WHAT YOU ARE ASKED TO DO :: Read through the entries below and return each line with the word "Care".

INPUT ::
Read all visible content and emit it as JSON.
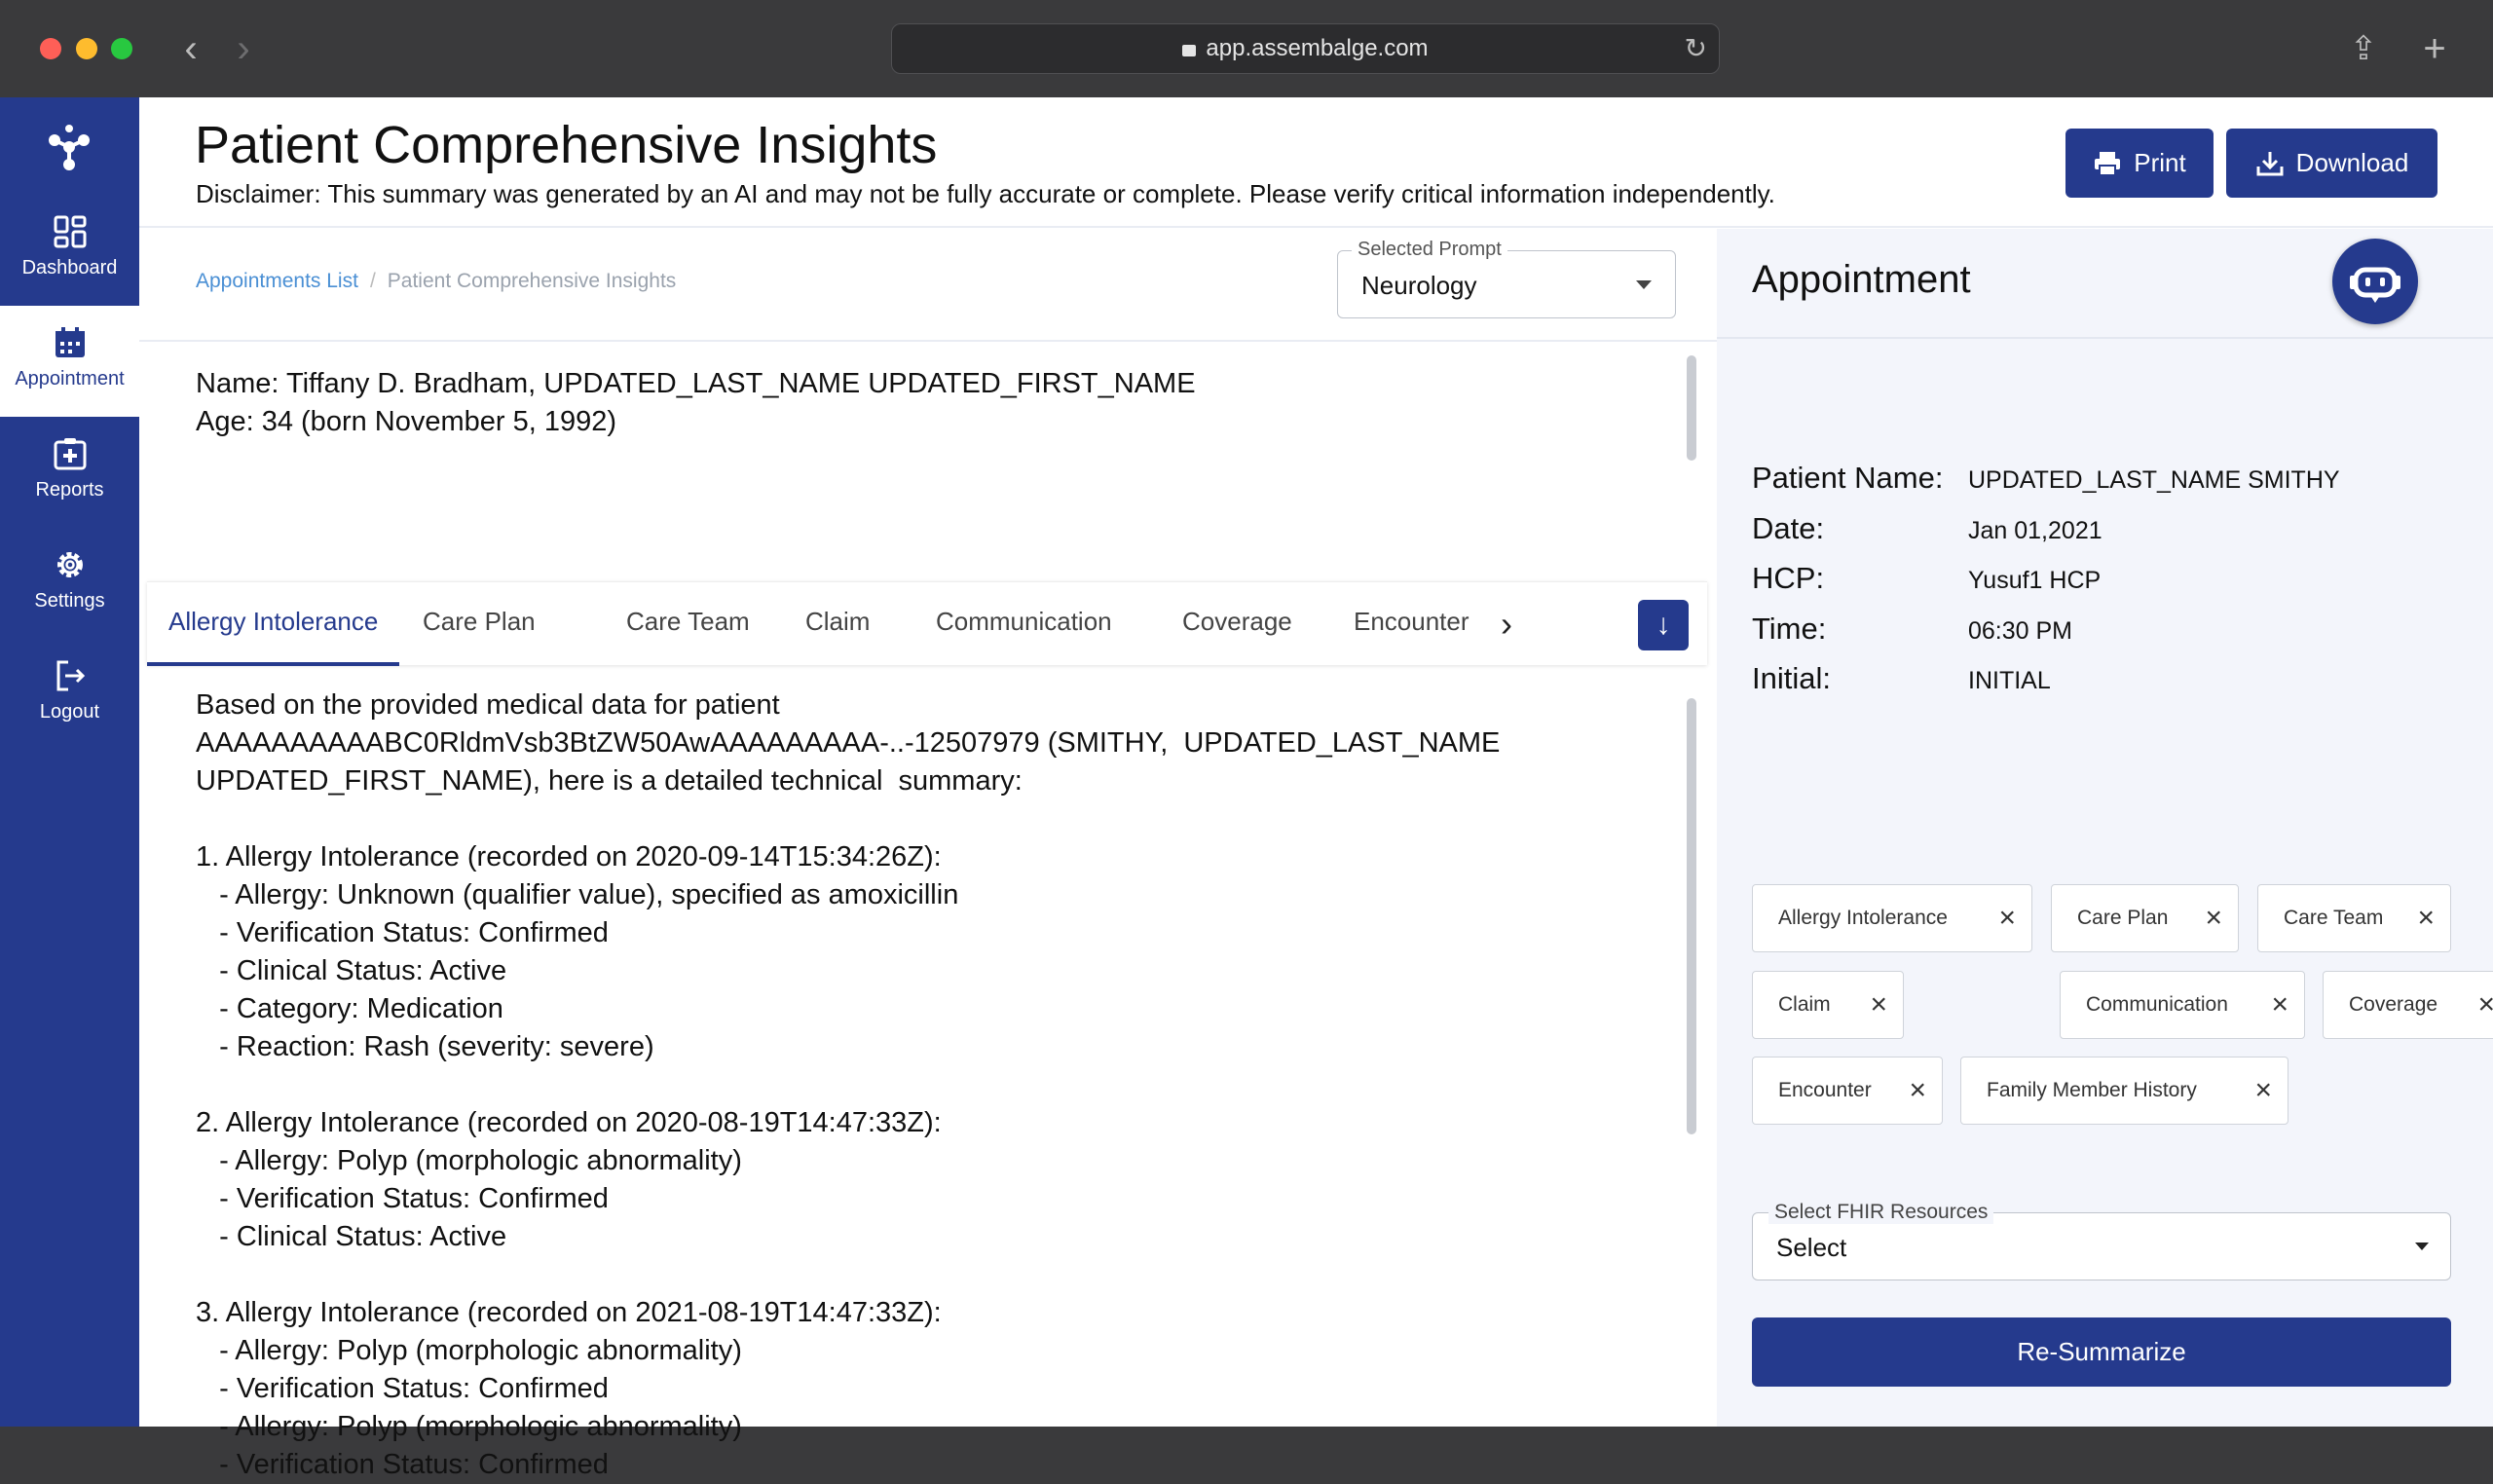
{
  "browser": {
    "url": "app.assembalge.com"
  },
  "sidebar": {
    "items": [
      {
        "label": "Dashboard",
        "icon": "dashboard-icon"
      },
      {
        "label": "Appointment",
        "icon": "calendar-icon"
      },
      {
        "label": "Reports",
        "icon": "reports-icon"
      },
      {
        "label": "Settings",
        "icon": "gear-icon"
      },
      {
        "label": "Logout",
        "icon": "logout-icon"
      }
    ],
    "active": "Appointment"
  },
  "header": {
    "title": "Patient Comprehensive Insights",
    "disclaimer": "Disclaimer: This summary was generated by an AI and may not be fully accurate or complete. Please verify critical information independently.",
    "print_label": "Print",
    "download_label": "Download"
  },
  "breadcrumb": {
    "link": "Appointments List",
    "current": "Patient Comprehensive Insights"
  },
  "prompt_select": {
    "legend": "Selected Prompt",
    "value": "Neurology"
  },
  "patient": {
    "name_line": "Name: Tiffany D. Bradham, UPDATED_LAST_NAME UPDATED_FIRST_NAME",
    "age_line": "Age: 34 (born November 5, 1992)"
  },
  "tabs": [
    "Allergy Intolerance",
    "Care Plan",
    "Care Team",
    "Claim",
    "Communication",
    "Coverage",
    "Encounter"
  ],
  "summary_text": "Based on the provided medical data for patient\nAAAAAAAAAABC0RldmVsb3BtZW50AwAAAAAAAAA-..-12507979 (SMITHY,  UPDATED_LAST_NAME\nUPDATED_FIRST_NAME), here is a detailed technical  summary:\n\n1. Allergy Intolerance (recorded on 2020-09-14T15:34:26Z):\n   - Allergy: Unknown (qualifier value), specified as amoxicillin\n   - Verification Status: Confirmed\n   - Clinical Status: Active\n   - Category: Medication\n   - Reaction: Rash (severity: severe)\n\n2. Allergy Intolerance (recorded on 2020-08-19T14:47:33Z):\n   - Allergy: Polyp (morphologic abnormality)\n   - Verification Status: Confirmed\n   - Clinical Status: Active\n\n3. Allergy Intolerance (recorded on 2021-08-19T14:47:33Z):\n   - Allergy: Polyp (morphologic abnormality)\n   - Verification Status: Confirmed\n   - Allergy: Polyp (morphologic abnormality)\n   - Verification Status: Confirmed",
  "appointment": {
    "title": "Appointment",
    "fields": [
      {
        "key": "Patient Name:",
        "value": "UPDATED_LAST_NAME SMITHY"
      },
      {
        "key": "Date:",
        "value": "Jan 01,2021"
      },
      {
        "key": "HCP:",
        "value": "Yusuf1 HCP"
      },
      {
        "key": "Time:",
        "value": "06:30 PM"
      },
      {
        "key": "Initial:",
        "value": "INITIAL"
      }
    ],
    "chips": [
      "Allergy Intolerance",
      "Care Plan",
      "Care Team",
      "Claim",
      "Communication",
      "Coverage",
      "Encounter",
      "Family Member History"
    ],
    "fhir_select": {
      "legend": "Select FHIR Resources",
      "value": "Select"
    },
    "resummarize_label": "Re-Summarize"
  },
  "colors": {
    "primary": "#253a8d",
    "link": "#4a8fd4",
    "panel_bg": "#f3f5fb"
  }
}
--
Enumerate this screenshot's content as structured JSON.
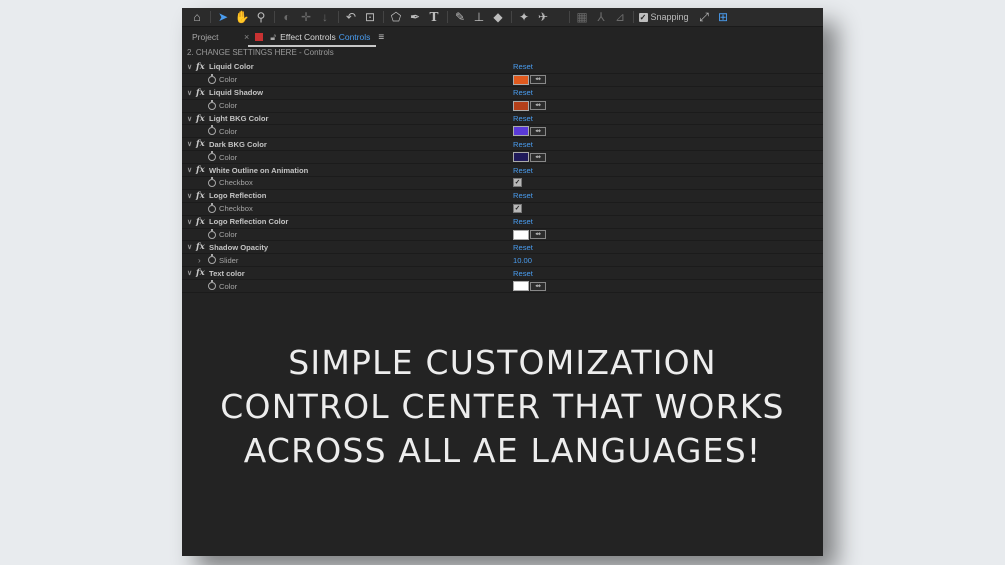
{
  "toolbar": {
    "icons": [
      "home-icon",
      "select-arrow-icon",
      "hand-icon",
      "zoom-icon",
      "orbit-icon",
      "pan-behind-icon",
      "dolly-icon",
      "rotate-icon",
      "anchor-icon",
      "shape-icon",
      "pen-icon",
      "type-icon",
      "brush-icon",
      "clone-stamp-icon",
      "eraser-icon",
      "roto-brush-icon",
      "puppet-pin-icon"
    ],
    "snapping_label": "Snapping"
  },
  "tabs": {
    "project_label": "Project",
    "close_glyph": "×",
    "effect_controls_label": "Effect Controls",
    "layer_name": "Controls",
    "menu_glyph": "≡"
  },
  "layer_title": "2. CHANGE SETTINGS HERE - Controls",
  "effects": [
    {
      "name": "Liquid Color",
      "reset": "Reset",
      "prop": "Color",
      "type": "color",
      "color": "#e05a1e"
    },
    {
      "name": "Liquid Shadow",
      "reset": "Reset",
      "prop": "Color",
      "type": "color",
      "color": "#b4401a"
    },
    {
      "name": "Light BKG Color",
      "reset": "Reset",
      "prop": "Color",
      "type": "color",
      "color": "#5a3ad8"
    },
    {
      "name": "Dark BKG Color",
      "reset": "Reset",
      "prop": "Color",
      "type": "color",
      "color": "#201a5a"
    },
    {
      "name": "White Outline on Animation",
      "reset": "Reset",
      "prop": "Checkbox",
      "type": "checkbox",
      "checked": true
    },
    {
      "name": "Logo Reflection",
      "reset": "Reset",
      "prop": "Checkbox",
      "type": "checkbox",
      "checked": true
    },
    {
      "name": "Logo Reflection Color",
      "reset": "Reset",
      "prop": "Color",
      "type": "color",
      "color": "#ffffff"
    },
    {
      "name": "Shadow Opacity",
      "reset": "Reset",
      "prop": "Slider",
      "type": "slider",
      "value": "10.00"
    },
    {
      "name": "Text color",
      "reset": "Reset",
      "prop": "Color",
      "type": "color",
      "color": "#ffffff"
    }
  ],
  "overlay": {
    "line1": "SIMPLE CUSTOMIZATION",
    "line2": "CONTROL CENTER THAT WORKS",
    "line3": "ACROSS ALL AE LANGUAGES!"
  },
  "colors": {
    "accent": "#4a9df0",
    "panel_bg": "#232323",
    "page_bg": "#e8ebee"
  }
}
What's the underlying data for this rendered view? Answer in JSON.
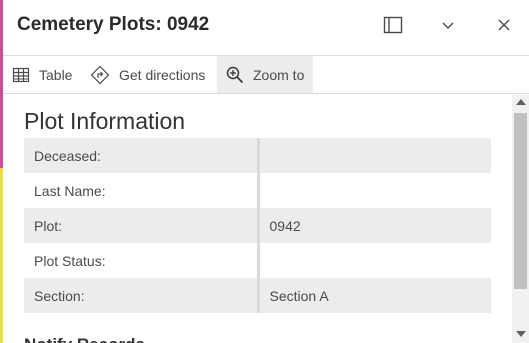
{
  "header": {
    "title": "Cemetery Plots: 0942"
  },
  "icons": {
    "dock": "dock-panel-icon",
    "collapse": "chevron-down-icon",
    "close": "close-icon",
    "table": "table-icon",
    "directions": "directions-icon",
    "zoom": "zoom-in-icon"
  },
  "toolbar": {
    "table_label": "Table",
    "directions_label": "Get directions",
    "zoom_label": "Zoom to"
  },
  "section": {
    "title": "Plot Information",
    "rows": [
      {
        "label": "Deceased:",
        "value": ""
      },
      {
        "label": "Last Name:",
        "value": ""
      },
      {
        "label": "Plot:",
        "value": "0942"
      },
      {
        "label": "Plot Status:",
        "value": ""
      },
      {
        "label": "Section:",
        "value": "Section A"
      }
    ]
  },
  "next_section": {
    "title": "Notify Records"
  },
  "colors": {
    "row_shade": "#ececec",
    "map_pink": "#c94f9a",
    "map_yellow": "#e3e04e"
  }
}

ANSWER BOX ::
    "Care Plan",
    "Care Team",
      "Care Plan",
      "Care Team",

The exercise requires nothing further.